Anbieter: Thalia AT
Stand: 26.01.2020
Zum Angebot
Rock 'N' Film
22,99 € *
ggf. zzgl. Versand

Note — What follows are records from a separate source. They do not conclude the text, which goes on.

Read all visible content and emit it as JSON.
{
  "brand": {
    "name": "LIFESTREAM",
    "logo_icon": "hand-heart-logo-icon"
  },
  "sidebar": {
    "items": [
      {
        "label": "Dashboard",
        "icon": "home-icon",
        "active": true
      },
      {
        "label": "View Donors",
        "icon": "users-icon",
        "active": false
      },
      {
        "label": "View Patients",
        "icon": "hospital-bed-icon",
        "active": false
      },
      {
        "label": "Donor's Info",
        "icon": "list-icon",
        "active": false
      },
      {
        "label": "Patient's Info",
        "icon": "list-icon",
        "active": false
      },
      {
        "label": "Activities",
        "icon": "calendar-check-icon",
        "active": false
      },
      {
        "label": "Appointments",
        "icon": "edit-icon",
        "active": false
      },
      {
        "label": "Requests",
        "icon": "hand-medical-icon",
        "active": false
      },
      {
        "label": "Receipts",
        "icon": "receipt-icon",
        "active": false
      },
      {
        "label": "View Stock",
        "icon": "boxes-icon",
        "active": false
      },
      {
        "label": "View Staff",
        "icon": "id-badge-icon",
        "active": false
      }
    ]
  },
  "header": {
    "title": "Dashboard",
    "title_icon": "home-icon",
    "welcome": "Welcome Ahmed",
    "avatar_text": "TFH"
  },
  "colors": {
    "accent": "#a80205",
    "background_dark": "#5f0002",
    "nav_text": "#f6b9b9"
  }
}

For two decades after the mid-1950s, biracial popular music played a fundamental role in progressive social movements on both sides of the Atlantic. Balancing rock's capacity for utopian popular cultural empowerment with its usefulness for the capitalist media industries, Rock 'N' Film explores how the music's contradictory potentials were reproduced in various kinds of cinema, including major studio productions, minor studios' exploitation projects, independent documentaries, and the avant-garde. These include Rock Around the Clock and other 1950s jukebox musicals; the films Elvis made before being drafted, especially King Creole, as well as the formulaic comedies in which Hollywood abused his genius in the 1960s; early documentaries such as The T.A.M.I. Show that presented James Brown and the Rolling Stones as the core of a black-white, US-UK cultural commonality; A Hard Day's Night that marked the British Invasion; Dont Look Back, Monterey Pop, Woodstock, and other Direct Cinema documentaries about the music of the counterculture; and avant-garde films about the Rolling Stones by Jean-Luc Godard, Kenneth Anger, and Robert Frank. After the turn of the decade, notably Gimme Shelter, in which the Stones appeared to be complicit in the Hells Angels' murder of a young black man, 1960s' music-and films about it-reverted to separate black and white traditions based respectively on soul and country. These produced blaxploitation and Lady Sings the Blues on the one hand, and bigoted representations of Southern culture in Nashville on the other. Ending with the deaths of their stars, both films implied that rock 'n' roll had died or even, as David Bowie proclaimed, that it had committed suicide. But in his documentary about Bowie, Ziggy Stardust and the Spiders from Mars, D.A. Pennebaker triumphantly re-affirmed the community of musicians and fans in glam rock. In analyzing this history, David E. James adapts the methodology of histories of the classic film musical to show how the rock 'n' roll film both displaced and recreated it.

Anbieter: Thalia AT
Stand: 26.01.2020
Zum Angebot